New Delhi: India’s External Affairs Ministry on Thursday assured a gasping nation that more than 40 countries have thrown a lifeline to meet the urgent requirements of its people. These do-gooders include third world countries like Bhutan and Bangladesh. One is saying we have oxygen, the other is saying we have Remdesivir. Please take some of it.
This was the thrust of the special ministry briefing on international cooperation on COVID pandemic, which is seen by political observers as a quick damage control exercise following growing demands for PM Modi’s resignation over his poor handling of the crisis.
Talking to the gathering, Foreign Secretary Harsh Vardhan Shringla said, “Our External Affairs Minister had a video conference last evening with all Heads of Missions around the world, to direct them to meet the exigencies of our health system. To begin with, we are looking at government to government sourcing of bulk liquid oxygen. Likewise, the production of Remdesivir is not adequate to meet the shortfall. In response to our appeal, there is an outpouring of assistance; besides help has emanated from Indian corporates who are well integrated in supply chains; Indian community associations, too, have asked what we can do to assist. We want to channelize all this, facilitate quick clearance and ensure that supplies reach where these are needed most. Liquid oxygen is a priority. We need to bridge the supply gap by ramping up production of Remdesivir. Cabinet Secretary is overseeing this process. A range of ministries is involved. There are blanket exemptions from taxes --- this is quite a major effort.”
mGiving detail of the help sourced from abroad, the Foreign Secretary said, “From the UK, the first flight got oxygen concentrators. From the U.S., in the first shipment, we got 28 million litres of oxygen and 1,110 cylinders. We are also expecting on Friday three special flights from the United States which will bring 2000 oxygen concentrators and 500 cylinders. From Russia, too, we are getting numerous items, including oxygen generating sets. We have already got ventilators and monitors from Moscow. Japan has been very responsive and offered us concentrators, ventilators and pharmaceutical products. Mauritius has offered us assistance. Bhutan has offered us help; Bangladesh is saying we have Remdesivir. Please take some of it. We have a special cargo flight arriving tonight from UAE with ventilators and Favipiravir. Two flights from Ireland are coming with 700 concentrators. A flight from France will also be coming in on Saturday.
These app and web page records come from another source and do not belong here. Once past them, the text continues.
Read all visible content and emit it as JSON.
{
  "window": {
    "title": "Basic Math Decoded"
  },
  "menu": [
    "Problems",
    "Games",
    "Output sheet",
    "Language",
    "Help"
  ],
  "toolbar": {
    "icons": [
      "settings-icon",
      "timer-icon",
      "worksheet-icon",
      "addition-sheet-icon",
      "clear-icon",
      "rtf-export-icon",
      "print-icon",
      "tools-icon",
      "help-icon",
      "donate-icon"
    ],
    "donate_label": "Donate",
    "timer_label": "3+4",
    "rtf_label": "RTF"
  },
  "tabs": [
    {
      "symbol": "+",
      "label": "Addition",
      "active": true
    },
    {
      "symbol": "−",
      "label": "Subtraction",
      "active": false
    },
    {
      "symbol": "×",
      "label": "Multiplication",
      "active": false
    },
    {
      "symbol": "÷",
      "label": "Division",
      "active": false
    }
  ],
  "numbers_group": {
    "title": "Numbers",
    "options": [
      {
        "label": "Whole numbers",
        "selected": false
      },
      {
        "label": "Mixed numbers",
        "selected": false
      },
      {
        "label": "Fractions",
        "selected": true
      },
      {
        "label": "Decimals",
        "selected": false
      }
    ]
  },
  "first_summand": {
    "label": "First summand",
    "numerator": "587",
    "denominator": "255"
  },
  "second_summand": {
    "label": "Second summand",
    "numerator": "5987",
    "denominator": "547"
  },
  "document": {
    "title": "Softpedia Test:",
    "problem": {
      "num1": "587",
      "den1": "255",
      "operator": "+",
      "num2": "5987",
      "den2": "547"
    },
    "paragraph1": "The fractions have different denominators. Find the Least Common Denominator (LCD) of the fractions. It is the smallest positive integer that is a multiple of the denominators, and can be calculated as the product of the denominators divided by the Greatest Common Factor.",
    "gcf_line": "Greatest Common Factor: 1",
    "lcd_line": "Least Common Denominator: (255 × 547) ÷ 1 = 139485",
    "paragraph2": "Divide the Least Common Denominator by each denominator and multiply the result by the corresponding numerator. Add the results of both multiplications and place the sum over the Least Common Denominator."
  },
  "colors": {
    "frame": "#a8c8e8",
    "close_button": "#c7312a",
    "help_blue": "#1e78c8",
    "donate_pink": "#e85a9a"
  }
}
We are talking of obtaining close to 550 oxygen generating plants in the next few days from different sources around the world.’’
Replying to a question, the Foreign Secretary said, “We have done our best to tap supply sources of Remdesivir -- be it Gilead Sciences or their authorised manufacturers in Egypt or Israel. Gilead Sciences has committed 4,50,000 doses from the company on gratis and we hope to get additional 4,50,000 from Egypt. We know that it is being manufactured in Bangladesh and Uzbekistan and this can bridge the short-term gap. Tociliizumab is a priority and we are going to get it from Germany and Switzerland. We are also expediting raw material supplies not only for production of Remdesivir but also for vaccines. We have also been offered 300,000 doses of Favipiravir. Roche has also agreed to expedite their raw material supplies.”
Responding to questions on the status of the Vaccine Maitri initiative, Shringla said, “When we were in a position to, we provided vaccines under Vaccine Maitri. Today, our needs are far greater, and all our partners understand that. ‘’